> [TASK]: Looking at the data, count the lines where the word "Joggers" occurs and answer with only the number.

Dataset rows describing interfaces:

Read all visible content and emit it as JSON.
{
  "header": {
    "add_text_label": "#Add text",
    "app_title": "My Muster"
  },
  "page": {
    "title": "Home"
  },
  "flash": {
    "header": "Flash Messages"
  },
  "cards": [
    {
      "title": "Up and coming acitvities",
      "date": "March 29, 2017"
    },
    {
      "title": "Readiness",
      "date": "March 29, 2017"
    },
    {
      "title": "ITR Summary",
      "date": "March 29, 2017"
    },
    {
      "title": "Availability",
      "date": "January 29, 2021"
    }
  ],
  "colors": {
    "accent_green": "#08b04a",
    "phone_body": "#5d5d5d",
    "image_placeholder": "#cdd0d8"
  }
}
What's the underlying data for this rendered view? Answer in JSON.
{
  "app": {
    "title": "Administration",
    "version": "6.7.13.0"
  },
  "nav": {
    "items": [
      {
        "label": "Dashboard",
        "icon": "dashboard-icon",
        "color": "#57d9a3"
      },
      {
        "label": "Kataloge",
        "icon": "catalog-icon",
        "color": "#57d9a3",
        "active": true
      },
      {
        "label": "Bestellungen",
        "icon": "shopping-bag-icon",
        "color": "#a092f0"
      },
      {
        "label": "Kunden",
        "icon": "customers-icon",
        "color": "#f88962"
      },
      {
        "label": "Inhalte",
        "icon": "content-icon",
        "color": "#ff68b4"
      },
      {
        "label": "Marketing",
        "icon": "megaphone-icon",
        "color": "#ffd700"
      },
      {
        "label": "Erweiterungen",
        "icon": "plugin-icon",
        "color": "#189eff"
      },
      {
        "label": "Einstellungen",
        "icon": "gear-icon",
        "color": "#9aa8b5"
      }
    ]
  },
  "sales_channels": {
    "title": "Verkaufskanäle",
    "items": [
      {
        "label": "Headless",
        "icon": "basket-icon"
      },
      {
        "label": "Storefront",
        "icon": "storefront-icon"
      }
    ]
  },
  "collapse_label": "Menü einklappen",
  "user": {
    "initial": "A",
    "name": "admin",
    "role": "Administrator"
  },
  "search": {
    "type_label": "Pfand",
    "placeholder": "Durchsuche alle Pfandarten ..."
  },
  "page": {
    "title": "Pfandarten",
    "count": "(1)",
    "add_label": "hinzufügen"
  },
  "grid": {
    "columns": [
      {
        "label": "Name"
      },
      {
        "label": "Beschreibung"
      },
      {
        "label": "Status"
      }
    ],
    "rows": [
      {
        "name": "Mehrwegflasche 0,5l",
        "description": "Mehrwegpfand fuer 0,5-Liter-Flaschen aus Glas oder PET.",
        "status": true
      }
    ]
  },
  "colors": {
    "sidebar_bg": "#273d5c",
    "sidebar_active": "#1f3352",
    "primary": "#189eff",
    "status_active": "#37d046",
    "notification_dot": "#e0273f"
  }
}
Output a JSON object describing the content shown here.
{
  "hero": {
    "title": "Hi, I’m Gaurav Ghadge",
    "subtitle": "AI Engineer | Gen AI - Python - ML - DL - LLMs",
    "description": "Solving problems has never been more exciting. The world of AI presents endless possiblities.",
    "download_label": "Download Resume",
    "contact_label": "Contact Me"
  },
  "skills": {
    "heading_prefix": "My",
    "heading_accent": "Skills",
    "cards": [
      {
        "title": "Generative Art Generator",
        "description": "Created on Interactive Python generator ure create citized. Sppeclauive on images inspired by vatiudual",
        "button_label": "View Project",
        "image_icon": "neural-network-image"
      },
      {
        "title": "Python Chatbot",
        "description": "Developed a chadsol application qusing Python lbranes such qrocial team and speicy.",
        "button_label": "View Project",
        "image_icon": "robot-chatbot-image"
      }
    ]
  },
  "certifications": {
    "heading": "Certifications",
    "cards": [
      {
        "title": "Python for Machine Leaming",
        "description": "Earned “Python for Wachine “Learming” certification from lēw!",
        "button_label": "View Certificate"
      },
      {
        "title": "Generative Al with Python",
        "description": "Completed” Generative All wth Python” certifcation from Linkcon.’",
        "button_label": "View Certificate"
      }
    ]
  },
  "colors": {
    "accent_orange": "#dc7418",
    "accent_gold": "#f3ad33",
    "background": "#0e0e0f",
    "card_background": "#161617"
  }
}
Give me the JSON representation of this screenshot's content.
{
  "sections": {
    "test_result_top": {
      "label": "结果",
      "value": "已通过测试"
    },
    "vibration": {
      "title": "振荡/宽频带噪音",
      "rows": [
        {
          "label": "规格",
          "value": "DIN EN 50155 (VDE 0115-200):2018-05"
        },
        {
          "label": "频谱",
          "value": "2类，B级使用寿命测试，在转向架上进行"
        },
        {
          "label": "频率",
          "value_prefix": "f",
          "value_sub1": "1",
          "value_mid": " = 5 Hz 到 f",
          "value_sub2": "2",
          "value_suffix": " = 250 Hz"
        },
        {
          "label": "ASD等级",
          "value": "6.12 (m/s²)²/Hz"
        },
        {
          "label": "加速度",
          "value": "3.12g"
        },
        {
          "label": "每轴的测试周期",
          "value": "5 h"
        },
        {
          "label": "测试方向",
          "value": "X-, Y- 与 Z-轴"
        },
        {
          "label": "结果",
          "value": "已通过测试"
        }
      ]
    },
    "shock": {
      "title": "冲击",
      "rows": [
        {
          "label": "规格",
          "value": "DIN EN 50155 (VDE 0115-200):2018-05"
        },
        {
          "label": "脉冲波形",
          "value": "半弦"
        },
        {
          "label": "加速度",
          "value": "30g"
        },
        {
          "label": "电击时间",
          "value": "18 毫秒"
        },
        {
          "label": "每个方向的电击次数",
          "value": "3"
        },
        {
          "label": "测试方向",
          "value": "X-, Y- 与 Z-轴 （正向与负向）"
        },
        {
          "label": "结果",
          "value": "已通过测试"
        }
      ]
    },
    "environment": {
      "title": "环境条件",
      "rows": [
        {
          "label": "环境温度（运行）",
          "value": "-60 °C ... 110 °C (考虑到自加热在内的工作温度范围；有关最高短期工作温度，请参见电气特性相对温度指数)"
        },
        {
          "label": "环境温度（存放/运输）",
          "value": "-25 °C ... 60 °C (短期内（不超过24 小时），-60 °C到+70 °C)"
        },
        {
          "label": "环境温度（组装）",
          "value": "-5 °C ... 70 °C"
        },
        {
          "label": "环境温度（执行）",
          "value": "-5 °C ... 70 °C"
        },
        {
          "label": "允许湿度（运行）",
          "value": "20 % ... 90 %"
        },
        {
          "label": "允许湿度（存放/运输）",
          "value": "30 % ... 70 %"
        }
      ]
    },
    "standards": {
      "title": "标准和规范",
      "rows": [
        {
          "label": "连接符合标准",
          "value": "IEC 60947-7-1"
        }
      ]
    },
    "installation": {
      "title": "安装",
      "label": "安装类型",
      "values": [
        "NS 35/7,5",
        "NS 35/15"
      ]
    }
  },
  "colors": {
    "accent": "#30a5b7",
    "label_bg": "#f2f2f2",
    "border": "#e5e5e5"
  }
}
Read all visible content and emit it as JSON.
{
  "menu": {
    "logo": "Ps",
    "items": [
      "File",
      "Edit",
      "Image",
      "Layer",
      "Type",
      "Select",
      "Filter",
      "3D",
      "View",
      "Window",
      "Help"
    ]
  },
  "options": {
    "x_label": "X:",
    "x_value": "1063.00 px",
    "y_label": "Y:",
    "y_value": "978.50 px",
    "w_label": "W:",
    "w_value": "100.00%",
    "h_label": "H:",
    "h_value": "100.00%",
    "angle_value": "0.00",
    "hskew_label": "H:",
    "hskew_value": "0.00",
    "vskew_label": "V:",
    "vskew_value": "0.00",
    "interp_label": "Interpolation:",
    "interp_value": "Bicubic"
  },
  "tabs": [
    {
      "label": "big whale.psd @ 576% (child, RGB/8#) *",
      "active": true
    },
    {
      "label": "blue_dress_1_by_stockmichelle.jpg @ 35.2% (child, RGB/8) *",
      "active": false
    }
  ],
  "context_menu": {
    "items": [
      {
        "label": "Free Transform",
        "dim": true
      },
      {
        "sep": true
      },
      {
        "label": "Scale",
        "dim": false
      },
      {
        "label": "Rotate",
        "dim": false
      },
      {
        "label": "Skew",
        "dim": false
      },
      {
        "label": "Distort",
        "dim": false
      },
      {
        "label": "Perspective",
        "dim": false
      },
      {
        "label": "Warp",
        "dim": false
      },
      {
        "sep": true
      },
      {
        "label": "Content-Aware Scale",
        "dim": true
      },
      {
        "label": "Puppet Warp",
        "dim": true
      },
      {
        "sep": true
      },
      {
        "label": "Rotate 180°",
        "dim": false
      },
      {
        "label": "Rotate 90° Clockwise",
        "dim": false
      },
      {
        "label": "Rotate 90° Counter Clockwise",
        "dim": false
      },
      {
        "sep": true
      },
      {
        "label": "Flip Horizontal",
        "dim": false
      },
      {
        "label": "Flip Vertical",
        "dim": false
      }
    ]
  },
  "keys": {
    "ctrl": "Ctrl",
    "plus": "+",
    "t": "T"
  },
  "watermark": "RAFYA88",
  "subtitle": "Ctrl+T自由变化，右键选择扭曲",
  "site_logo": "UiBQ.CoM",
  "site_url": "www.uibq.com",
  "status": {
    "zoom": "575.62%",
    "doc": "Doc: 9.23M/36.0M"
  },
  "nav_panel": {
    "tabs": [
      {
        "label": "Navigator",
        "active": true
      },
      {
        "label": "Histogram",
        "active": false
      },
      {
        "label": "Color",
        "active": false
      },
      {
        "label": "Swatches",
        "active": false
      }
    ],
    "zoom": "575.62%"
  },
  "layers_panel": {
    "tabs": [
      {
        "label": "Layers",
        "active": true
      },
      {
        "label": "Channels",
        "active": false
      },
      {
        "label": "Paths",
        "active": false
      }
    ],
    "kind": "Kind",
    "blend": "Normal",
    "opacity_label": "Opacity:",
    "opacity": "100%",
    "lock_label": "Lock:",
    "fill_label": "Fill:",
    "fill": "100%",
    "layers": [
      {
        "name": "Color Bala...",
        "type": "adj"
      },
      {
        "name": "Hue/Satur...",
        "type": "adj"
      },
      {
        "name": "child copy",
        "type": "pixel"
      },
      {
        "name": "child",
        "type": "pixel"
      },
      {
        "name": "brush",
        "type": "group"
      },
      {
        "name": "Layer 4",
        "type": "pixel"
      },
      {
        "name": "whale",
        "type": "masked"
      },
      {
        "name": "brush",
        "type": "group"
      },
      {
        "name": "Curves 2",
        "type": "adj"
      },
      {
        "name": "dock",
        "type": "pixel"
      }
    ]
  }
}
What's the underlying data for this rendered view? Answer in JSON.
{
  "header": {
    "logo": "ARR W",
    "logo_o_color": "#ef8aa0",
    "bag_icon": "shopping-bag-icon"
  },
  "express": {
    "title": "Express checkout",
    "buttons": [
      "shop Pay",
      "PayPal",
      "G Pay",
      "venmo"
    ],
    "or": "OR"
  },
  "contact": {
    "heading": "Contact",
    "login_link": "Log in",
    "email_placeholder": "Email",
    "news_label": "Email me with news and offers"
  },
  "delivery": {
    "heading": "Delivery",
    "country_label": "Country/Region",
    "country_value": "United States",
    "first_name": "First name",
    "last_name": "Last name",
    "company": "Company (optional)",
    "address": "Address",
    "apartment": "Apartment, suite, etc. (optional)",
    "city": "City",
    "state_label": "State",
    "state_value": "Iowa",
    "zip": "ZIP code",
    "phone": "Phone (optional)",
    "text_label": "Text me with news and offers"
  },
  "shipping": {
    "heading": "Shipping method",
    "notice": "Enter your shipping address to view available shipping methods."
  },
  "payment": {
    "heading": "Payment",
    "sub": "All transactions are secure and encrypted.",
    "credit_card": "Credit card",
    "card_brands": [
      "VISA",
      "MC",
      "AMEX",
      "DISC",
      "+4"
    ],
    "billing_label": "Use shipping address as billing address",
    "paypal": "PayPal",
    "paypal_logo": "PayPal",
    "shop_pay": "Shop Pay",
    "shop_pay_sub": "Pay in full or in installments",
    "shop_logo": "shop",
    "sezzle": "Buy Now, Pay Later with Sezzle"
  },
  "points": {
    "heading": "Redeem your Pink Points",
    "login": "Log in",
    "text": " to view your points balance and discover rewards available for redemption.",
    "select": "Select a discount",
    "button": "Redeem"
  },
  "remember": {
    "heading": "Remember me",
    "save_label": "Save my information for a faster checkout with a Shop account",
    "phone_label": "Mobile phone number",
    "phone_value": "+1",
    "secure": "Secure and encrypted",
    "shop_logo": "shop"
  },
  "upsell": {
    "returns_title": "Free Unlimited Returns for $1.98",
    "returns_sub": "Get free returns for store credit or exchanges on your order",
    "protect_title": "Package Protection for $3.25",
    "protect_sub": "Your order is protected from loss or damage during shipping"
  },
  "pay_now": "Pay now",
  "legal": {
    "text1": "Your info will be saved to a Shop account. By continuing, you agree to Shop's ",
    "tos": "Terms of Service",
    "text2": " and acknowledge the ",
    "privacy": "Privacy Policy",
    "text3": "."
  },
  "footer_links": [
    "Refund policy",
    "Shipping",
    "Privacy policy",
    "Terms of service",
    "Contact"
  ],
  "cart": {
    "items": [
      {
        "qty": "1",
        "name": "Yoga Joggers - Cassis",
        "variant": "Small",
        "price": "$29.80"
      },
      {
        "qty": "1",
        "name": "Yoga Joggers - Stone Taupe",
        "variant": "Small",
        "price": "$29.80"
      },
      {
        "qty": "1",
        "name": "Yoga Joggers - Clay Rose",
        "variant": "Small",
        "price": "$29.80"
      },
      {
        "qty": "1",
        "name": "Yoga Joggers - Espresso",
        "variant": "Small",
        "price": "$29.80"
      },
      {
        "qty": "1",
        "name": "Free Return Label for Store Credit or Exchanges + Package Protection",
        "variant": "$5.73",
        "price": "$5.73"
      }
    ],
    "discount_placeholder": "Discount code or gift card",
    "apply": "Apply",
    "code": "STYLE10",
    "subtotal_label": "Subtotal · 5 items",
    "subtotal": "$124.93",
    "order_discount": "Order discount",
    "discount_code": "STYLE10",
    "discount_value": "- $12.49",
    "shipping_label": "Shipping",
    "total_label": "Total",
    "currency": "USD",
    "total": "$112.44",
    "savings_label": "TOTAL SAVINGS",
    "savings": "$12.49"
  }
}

> [ANSWER SECTION]: 4